The dominant anti- child trafficking paradigm is, I argue, a reductive expression of (at least) these three structuring ideologies. Together, they not only limit what child trafficking can mean and what can be done about it, but also contour the very world of meaning and practice in which trafficking becomes thinkable and anti-trafficking doable. Although, as Chapter 4 will show us, the anti-trafficking field is riven with internal conflict and contradiction, the broad lines defining what it thinks and does are nevertheless those traced above, and all have been traced on a canvas prepared by the mentality and materiality of these ideologies. It is important to bear this in mind when preparing any challenge to anti-trafficking’s hegemony.

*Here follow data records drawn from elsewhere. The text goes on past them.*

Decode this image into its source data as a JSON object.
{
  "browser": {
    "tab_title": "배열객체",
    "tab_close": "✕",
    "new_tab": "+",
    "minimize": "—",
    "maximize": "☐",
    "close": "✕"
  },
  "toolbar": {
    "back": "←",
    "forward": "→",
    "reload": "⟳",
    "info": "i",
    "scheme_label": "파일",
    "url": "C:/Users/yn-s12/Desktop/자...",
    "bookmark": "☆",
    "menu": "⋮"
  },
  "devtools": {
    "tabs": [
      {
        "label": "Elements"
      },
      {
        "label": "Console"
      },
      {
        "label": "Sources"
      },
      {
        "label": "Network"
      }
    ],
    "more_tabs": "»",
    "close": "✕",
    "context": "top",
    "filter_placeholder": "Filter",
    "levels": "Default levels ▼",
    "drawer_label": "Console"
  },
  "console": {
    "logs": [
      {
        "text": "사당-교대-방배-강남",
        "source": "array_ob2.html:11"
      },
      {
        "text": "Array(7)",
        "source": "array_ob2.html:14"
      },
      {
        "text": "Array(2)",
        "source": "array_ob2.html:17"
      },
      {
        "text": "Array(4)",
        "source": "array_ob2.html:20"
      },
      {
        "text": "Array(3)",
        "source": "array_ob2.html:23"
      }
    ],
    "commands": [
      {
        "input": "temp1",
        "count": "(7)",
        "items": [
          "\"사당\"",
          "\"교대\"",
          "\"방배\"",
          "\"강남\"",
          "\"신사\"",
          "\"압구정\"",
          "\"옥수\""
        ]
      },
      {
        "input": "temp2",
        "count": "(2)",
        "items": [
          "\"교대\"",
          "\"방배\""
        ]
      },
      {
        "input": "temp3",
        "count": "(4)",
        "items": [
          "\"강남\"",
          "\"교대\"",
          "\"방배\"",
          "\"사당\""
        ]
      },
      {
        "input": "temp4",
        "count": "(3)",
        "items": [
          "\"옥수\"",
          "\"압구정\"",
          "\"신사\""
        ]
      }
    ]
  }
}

Anti-trafficking discourse tends to construct child and youth work and movement as inherently problematic, extreme, non-consensual and thus attributable to a variety of pathological cause-factors. Anti-trafficking policy follows this pathologisation, tending broadly towards the productive promotion of ‘safe, healthy childhoods’ and the disciplinary, pre-emptive prevention of child work and mobility. The contrast between what has been examined in this chapter and the alternative empirics of youth work and mobility analysed in the following chapter could not be more stark. It is to these that we now turn.